§ **Goal of the exercise**:
Pick out the lines in the listing below that contain the word "acceleration" and copy them.

§ **Task input**:
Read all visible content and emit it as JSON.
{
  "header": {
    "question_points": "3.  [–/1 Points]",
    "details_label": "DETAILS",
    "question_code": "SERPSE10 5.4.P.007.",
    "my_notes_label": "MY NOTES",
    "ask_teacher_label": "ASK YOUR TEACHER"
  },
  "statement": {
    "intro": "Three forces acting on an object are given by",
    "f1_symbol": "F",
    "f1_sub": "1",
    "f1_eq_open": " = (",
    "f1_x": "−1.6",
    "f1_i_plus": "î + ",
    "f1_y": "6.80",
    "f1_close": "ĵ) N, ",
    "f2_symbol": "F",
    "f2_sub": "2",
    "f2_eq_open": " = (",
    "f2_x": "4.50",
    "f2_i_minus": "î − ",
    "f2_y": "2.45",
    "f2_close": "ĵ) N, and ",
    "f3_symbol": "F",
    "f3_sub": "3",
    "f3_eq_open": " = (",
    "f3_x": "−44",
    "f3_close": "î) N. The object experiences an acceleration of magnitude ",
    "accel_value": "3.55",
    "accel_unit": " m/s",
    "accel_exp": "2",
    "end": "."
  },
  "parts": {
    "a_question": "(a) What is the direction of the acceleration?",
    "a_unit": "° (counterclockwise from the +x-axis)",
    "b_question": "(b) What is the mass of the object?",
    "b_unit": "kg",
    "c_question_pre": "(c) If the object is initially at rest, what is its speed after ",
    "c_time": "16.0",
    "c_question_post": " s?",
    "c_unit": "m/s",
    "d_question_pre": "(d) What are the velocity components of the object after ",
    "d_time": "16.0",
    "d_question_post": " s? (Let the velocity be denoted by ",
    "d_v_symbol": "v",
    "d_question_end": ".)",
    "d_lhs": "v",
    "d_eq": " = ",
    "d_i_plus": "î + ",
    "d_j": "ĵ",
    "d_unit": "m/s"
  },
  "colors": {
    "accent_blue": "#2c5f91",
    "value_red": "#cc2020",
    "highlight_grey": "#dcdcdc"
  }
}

§ **Response to this task**:
    "f3_close": "î) N. The object experiences an acceleration of magnitude ",
    "a_question": "(a) What is the direction of the acceleration?",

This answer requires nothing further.